• **Work item**
Wherever a line in the material contains the word "triangle", copy that line.

• **Supplied data**
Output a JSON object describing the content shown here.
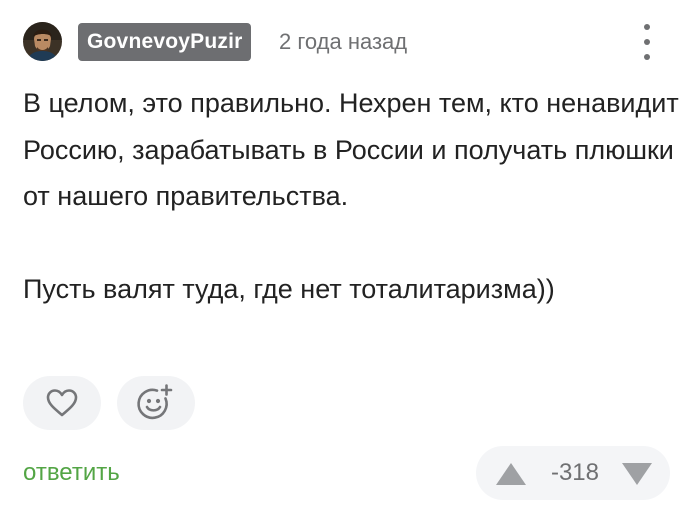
{
  "comment": {
    "author": {
      "username": "GovnevoyPuzir",
      "avatar_icon": "user-avatar"
    },
    "timestamp": "2 года назад",
    "body": {
      "paragraph1": "В целом, это правильно. Нехрен тем, кто ненавидит Россию, зарабатывать в России и получать плюшки от нашего правительства.",
      "paragraph2": "Пусть валят туда, где нет тоталитаризма))"
    },
    "actions": {
      "like_icon": "heart-icon",
      "reaction_icon": "add-emoji-icon",
      "reply_label": "ответить"
    },
    "rating": {
      "value": "-318",
      "up_icon": "triangle-up-icon",
      "down_icon": "triangle-down-icon"
    }
  },
  "colors": {
    "username_badge": "#6d6e71",
    "reply_link": "#53a545",
    "muted_text": "#6f7072",
    "button_background": "#f2f3f5",
    "icon_stroke": "#757679",
    "vote_arrows": "#9fa1a4"
  }
}
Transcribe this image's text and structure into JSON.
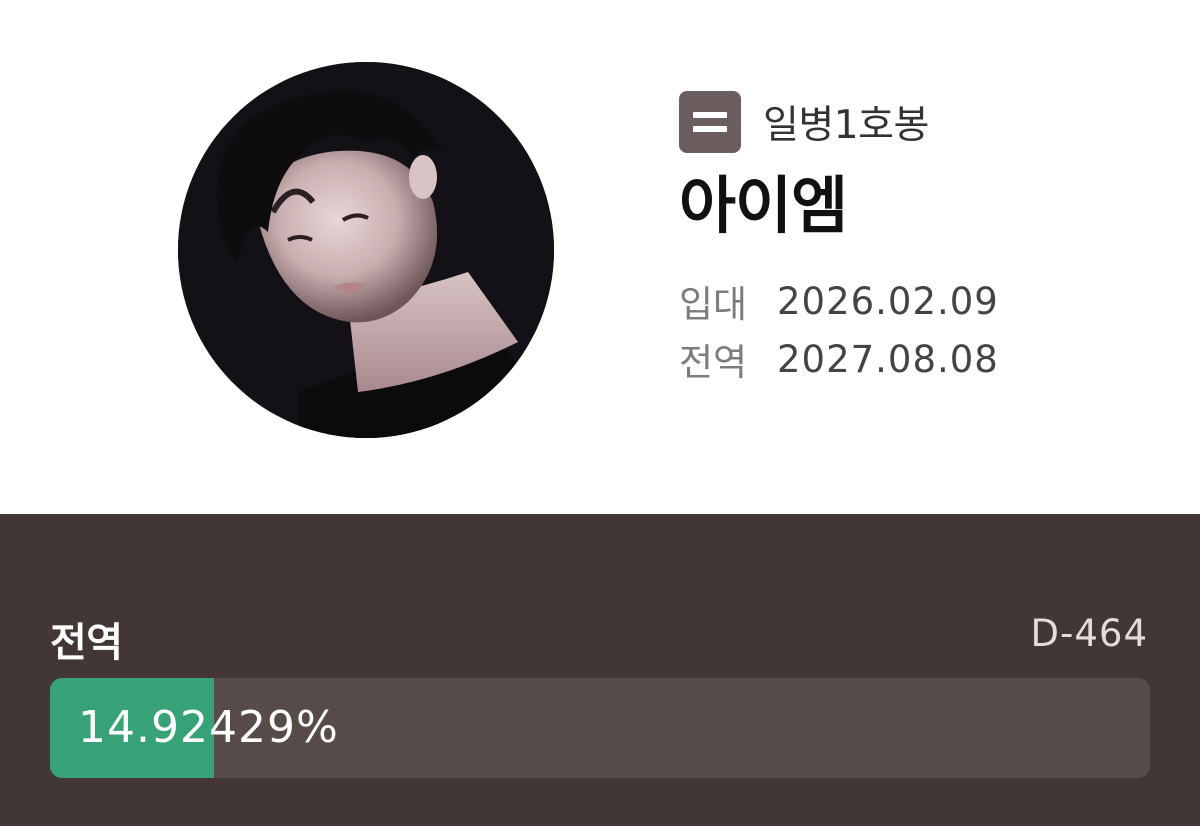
{
  "profile": {
    "rank_icon": "equals-icon",
    "rank": "일병1호봉",
    "name": "아이엠",
    "enlist_label": "입대",
    "enlist_date": "2026.02.09",
    "discharge_label": "전역",
    "discharge_date": "2027.08.08"
  },
  "progress": {
    "title": "전역",
    "dday": "D-464",
    "percent_text": "14.92429%",
    "fraction": 0.1492,
    "fill_color": "#37a177",
    "track_color": "#574b4a",
    "panel_color": "#433736"
  }
}
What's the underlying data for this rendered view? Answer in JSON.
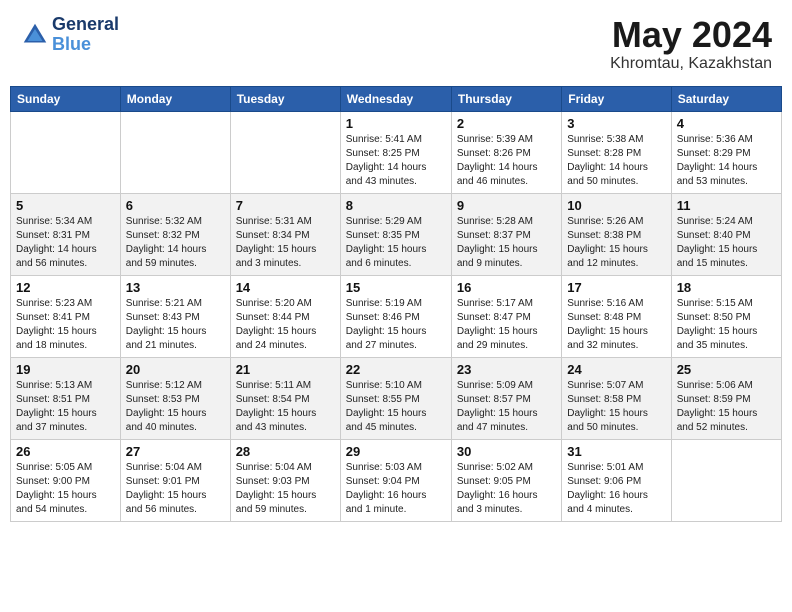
{
  "header": {
    "logo_line1": "General",
    "logo_line2": "Blue",
    "month_year": "May 2024",
    "location": "Khromtau, Kazakhstan"
  },
  "days_of_week": [
    "Sunday",
    "Monday",
    "Tuesday",
    "Wednesday",
    "Thursday",
    "Friday",
    "Saturday"
  ],
  "weeks": [
    [
      {
        "day": "",
        "info": ""
      },
      {
        "day": "",
        "info": ""
      },
      {
        "day": "",
        "info": ""
      },
      {
        "day": "1",
        "info": "Sunrise: 5:41 AM\nSunset: 8:25 PM\nDaylight: 14 hours\nand 43 minutes."
      },
      {
        "day": "2",
        "info": "Sunrise: 5:39 AM\nSunset: 8:26 PM\nDaylight: 14 hours\nand 46 minutes."
      },
      {
        "day": "3",
        "info": "Sunrise: 5:38 AM\nSunset: 8:28 PM\nDaylight: 14 hours\nand 50 minutes."
      },
      {
        "day": "4",
        "info": "Sunrise: 5:36 AM\nSunset: 8:29 PM\nDaylight: 14 hours\nand 53 minutes."
      }
    ],
    [
      {
        "day": "5",
        "info": "Sunrise: 5:34 AM\nSunset: 8:31 PM\nDaylight: 14 hours\nand 56 minutes."
      },
      {
        "day": "6",
        "info": "Sunrise: 5:32 AM\nSunset: 8:32 PM\nDaylight: 14 hours\nand 59 minutes."
      },
      {
        "day": "7",
        "info": "Sunrise: 5:31 AM\nSunset: 8:34 PM\nDaylight: 15 hours\nand 3 minutes."
      },
      {
        "day": "8",
        "info": "Sunrise: 5:29 AM\nSunset: 8:35 PM\nDaylight: 15 hours\nand 6 minutes."
      },
      {
        "day": "9",
        "info": "Sunrise: 5:28 AM\nSunset: 8:37 PM\nDaylight: 15 hours\nand 9 minutes."
      },
      {
        "day": "10",
        "info": "Sunrise: 5:26 AM\nSunset: 8:38 PM\nDaylight: 15 hours\nand 12 minutes."
      },
      {
        "day": "11",
        "info": "Sunrise: 5:24 AM\nSunset: 8:40 PM\nDaylight: 15 hours\nand 15 minutes."
      }
    ],
    [
      {
        "day": "12",
        "info": "Sunrise: 5:23 AM\nSunset: 8:41 PM\nDaylight: 15 hours\nand 18 minutes."
      },
      {
        "day": "13",
        "info": "Sunrise: 5:21 AM\nSunset: 8:43 PM\nDaylight: 15 hours\nand 21 minutes."
      },
      {
        "day": "14",
        "info": "Sunrise: 5:20 AM\nSunset: 8:44 PM\nDaylight: 15 hours\nand 24 minutes."
      },
      {
        "day": "15",
        "info": "Sunrise: 5:19 AM\nSunset: 8:46 PM\nDaylight: 15 hours\nand 27 minutes."
      },
      {
        "day": "16",
        "info": "Sunrise: 5:17 AM\nSunset: 8:47 PM\nDaylight: 15 hours\nand 29 minutes."
      },
      {
        "day": "17",
        "info": "Sunrise: 5:16 AM\nSunset: 8:48 PM\nDaylight: 15 hours\nand 32 minutes."
      },
      {
        "day": "18",
        "info": "Sunrise: 5:15 AM\nSunset: 8:50 PM\nDaylight: 15 hours\nand 35 minutes."
      }
    ],
    [
      {
        "day": "19",
        "info": "Sunrise: 5:13 AM\nSunset: 8:51 PM\nDaylight: 15 hours\nand 37 minutes."
      },
      {
        "day": "20",
        "info": "Sunrise: 5:12 AM\nSunset: 8:53 PM\nDaylight: 15 hours\nand 40 minutes."
      },
      {
        "day": "21",
        "info": "Sunrise: 5:11 AM\nSunset: 8:54 PM\nDaylight: 15 hours\nand 43 minutes."
      },
      {
        "day": "22",
        "info": "Sunrise: 5:10 AM\nSunset: 8:55 PM\nDaylight: 15 hours\nand 45 minutes."
      },
      {
        "day": "23",
        "info": "Sunrise: 5:09 AM\nSunset: 8:57 PM\nDaylight: 15 hours\nand 47 minutes."
      },
      {
        "day": "24",
        "info": "Sunrise: 5:07 AM\nSunset: 8:58 PM\nDaylight: 15 hours\nand 50 minutes."
      },
      {
        "day": "25",
        "info": "Sunrise: 5:06 AM\nSunset: 8:59 PM\nDaylight: 15 hours\nand 52 minutes."
      }
    ],
    [
      {
        "day": "26",
        "info": "Sunrise: 5:05 AM\nSunset: 9:00 PM\nDaylight: 15 hours\nand 54 minutes."
      },
      {
        "day": "27",
        "info": "Sunrise: 5:04 AM\nSunset: 9:01 PM\nDaylight: 15 hours\nand 56 minutes."
      },
      {
        "day": "28",
        "info": "Sunrise: 5:04 AM\nSunset: 9:03 PM\nDaylight: 15 hours\nand 59 minutes."
      },
      {
        "day": "29",
        "info": "Sunrise: 5:03 AM\nSunset: 9:04 PM\nDaylight: 16 hours\nand 1 minute."
      },
      {
        "day": "30",
        "info": "Sunrise: 5:02 AM\nSunset: 9:05 PM\nDaylight: 16 hours\nand 3 minutes."
      },
      {
        "day": "31",
        "info": "Sunrise: 5:01 AM\nSunset: 9:06 PM\nDaylight: 16 hours\nand 4 minutes."
      },
      {
        "day": "",
        "info": ""
      }
    ]
  ]
}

• **Your response**
      "up_icon": "triangle-up-icon",
      "down_icon": "triangle-down-icon"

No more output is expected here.